** Opening SOURCE INFORMATION block **

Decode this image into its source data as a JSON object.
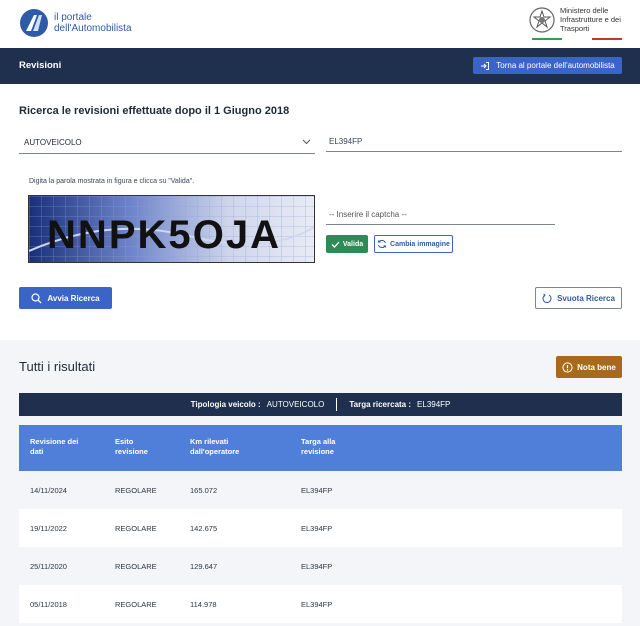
{
  "header": {
    "logo_line1": "il portale",
    "logo_line2": "dell'Automobilista",
    "ministry_line1": "Ministero delle",
    "ministry_line2": "Infrastrutture e dei",
    "ministry_line3": "Trasporti"
  },
  "nav": {
    "title": "Revisioni",
    "back_button": "Torna al portale dell'automobilista"
  },
  "search": {
    "title": "Ricerca le revisioni effettuate dopo il 1 Giugno 2018",
    "vehicle_type": "AUTOVEICOLO",
    "plate": "EL394FP",
    "captcha_hint": "Digita la parola mostrata in figura e clicca su \"Valida\".",
    "captcha_text": "NNPK5OJA",
    "captcha_placeholder": "-- Inserire il captcha --",
    "validate_label": "Valida",
    "change_image_label": "Cambia immagine",
    "search_button": "Avvia Ricerca",
    "clear_button": "Svuota Ricerca"
  },
  "results": {
    "title": "Tutti i risultati",
    "note_button": "Nota bene",
    "summary_type_label": "Tipologia veicolo :",
    "summary_type_value": "AUTOVEICOLO",
    "summary_plate_label": "Targa ricercata :",
    "summary_plate_value": "EL394FP",
    "columns": {
      "date_l1": "Revisione dei",
      "date_l2": "dati",
      "outcome_l1": "Esito",
      "outcome_l2": "revisione",
      "km_l1": "Km rilevati",
      "km_l2": "dall'operatore",
      "plate_l1": "Targa alla",
      "plate_l2": "revisione"
    },
    "rows": [
      {
        "date": "14/11/2024",
        "outcome": "REGOLARE",
        "km": "165.072",
        "plate": "EL394FP"
      },
      {
        "date": "19/11/2022",
        "outcome": "REGOLARE",
        "km": "142.675",
        "plate": "EL394FP"
      },
      {
        "date": "25/11/2020",
        "outcome": "REGOLARE",
        "km": "129.647",
        "plate": "EL394FP"
      },
      {
        "date": "05/11/2018",
        "outcome": "REGOLARE",
        "km": "114.978",
        "plate": "EL394FP"
      }
    ]
  },
  "colors": {
    "nav_bg": "#1f2f4e",
    "primary": "#3b64c7",
    "table_header": "#4f7fd9",
    "success": "#2e8b57",
    "warning": "#a66a1a"
  },
  "icons": {
    "logo": "road-logo-icon",
    "emblem": "republic-emblem-icon",
    "back": "login-arrow-icon",
    "chevron": "chevron-down-icon",
    "check": "check-icon",
    "refresh": "refresh-icon",
    "search": "search-icon",
    "reset": "reset-icon",
    "info": "info-icon"
  }
}
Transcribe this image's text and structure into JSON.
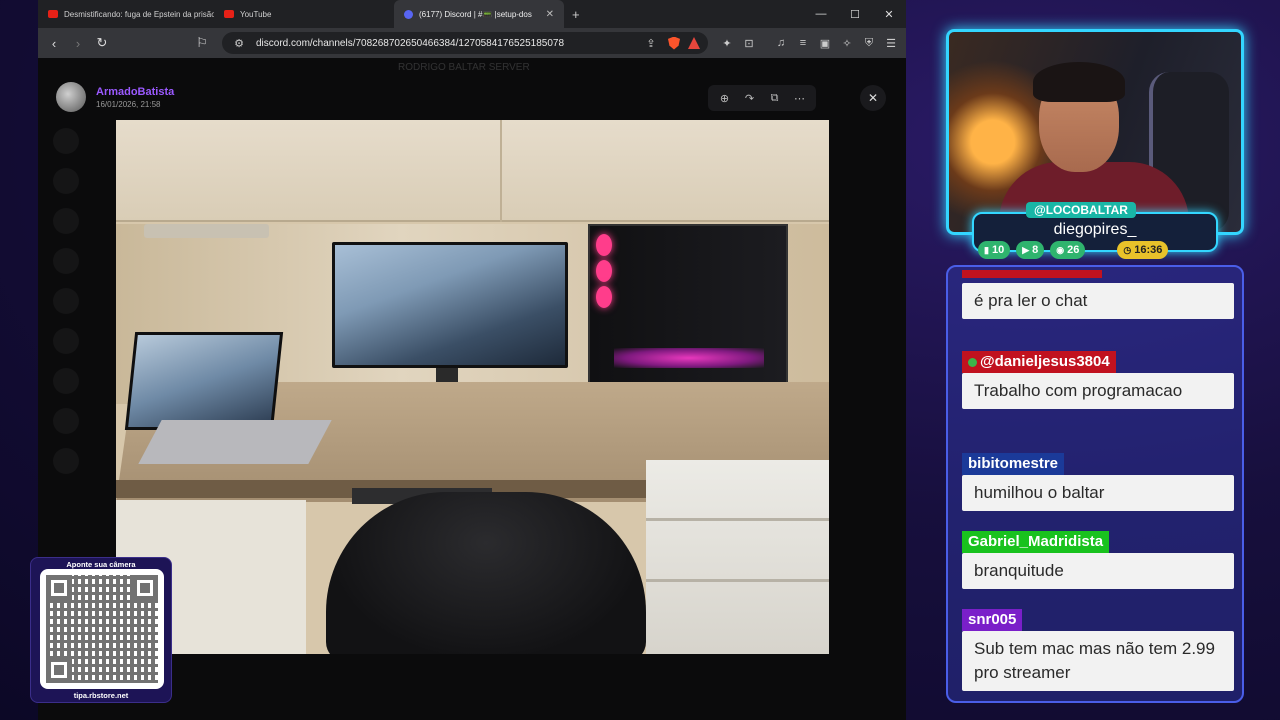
{
  "browser": {
    "tabs": [
      {
        "label": "Desmistificando: fuga de Epstein da prisão c",
        "icon": "youtube-icon"
      },
      {
        "label": "YouTube",
        "icon": "youtube-icon"
      },
      {
        "label": "(6177) Discord | #📟 |setup-dos-subs |",
        "icon": "discord-icon",
        "active": true
      }
    ],
    "new_tab": "+",
    "url": "discord.com/channels/708268702650466384/1270584176525185078"
  },
  "discord": {
    "server_name": "RODRIGO BALTAR SERVER",
    "channel": "setup-dos-subs",
    "viewer": {
      "author": "ArmadoBatista",
      "timestamp": "16/01/2026, 21:58"
    }
  },
  "qr": {
    "title": "Aponte sua câmera",
    "url": "tipa.rbstore.net"
  },
  "stream": {
    "handle": "@LOCOBALTAR",
    "display_name": "diegopires_",
    "stats": {
      "twitch": "10",
      "youtube": "8",
      "kick": "26",
      "time": "16:36"
    }
  },
  "chat": {
    "messages": [
      {
        "user": "",
        "text": "é pra ler o chat",
        "color": "#c1121f"
      },
      {
        "user": "@danieljesus3804",
        "text": "Trabalho com programacao",
        "color": "#c1121f"
      },
      {
        "user": "bibitomestre",
        "text": "humilhou o baltar",
        "color": "#1b3a99"
      },
      {
        "user": "Gabriel_Madridista",
        "text": "branquitude",
        "color": "#19c21e"
      },
      {
        "user": "snr005",
        "text": "Sub tem mac mas não tem 2.99 pro streamer",
        "color": "#7a1fc9"
      }
    ]
  }
}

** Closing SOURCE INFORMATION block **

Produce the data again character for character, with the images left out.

Decode this image into its source data as a JSON object.
{
  "header": {
    "logo_line1": "il portale",
    "logo_line2": "dell'Automobilista",
    "ministry_line1": "Ministero delle",
    "ministry_line2": "Infrastrutture e dei",
    "ministry_line3": "Trasporti"
  },
  "nav": {
    "title": "Revisioni",
    "back_button": "Torna al portale dell'automobilista"
  },
  "search": {
    "title": "Ricerca le revisioni effettuate dopo il 1 Giugno 2018",
    "vehicle_type": "AUTOVEICOLO",
    "plate": "EL394FP",
    "captcha_hint": "Digita la parola mostrata in figura e clicca su \"Valida\".",
    "captcha_text": "NNPK5OJA",
    "captcha_placeholder": "-- Inserire il captcha --",
    "validate_label": "Valida",
    "change_image_label": "Cambia immagine",
    "search_button": "Avvia Ricerca",
    "clear_button": "Svuota Ricerca"
  },
  "results": {
    "title": "Tutti i risultati",
    "note_button": "Nota bene",
    "summary_type_label": "Tipologia veicolo :",
    "summary_type_value": "AUTOVEICOLO",
    "summary_plate_label": "Targa ricercata :",
    "summary_plate_value": "EL394FP",
    "columns": {
      "date_l1": "Revisione dei",
      "date_l2": "dati",
      "outcome_l1": "Esito",
      "outcome_l2": "revisione",
      "km_l1": "Km rilevati",
      "km_l2": "dall'operatore",
      "plate_l1": "Targa alla",
      "plate_l2": "revisione"
    },
    "rows": [
      {
        "date": "14/11/2024",
        "outcome": "REGOLARE",
        "km": "165.072",
        "plate": "EL394FP"
      },
      {
        "date": "19/11/2022",
        "outcome": "REGOLARE",
        "km": "142.675",
        "plate": "EL394FP"
      },
      {
        "date": "25/11/2020",
        "outcome": "REGOLARE",
        "km": "129.647",
        "plate": "EL394FP"
      },
      {
        "date": "05/11/2018",
        "outcome": "REGOLARE",
        "km": "114.978",
        "plate": "EL394FP"
      }
    ]
  },
  "colors": {
    "nav_bg": "#1f2f4e",
    "primary": "#3b64c7",
    "table_header": "#4f7fd9",
    "success": "#2e8b57",
    "warning": "#a66a1a"
  },
  "icons": {
    "logo": "road-logo-icon",
    "emblem": "republic-emblem-icon",
    "back": "login-arrow-icon",
    "chevron": "chevron-down-icon",
    "check": "check-icon",
    "refresh": "refresh-icon",
    "search": "search-icon",
    "reset": "reset-icon",
    "info": "info-icon"
  }
}
Transcribe this image's text and structure into JSON.
{
  "browser": {
    "tabs": [
      {
        "label": "Desmistificando: fuga de Epstein da prisão c",
        "icon": "youtube-icon"
      },
      {
        "label": "YouTube",
        "icon": "youtube-icon"
      },
      {
        "label": "(6177) Discord | #📟 |setup-dos-subs |",
        "icon": "discord-icon",
        "active": true
      }
    ],
    "new_tab": "+",
    "url": "discord.com/channels/708268702650466384/1270584176525185078"
  },
  "discord": {
    "server_name": "RODRIGO BALTAR SERVER",
    "channel": "setup-dos-subs",
    "viewer": {
      "author": "ArmadoBatista",
      "timestamp": "16/01/2026, 21:58"
    }
  },
  "qr": {
    "title": "Aponte sua câmera",
    "url": "tipa.rbstore.net"
  },
  "stream": {
    "handle": "@LOCOBALTAR",
    "display_name": "diegopires_",
    "stats": {
      "twitch": "10",
      "youtube": "8",
      "kick": "26",
      "time": "16:36"
    }
  },
  "chat": {
    "messages": [
      {
        "user": "",
        "text": "é pra ler o chat",
        "color": "#c1121f"
      },
      {
        "user": "@danieljesus3804",
        "text": "Trabalho com programacao",
        "color": "#c1121f"
      },
      {
        "user": "bibitomestre",
        "text": "humilhou o baltar",
        "color": "#1b3a99"
      },
      {
        "user": "Gabriel_Madridista",
        "text": "branquitude",
        "color": "#19c21e"
      },
      {
        "user": "snr005",
        "text": "Sub tem mac mas não tem 2.99 pro streamer",
        "color": "#7a1fc9"
      }
    ]
  }
}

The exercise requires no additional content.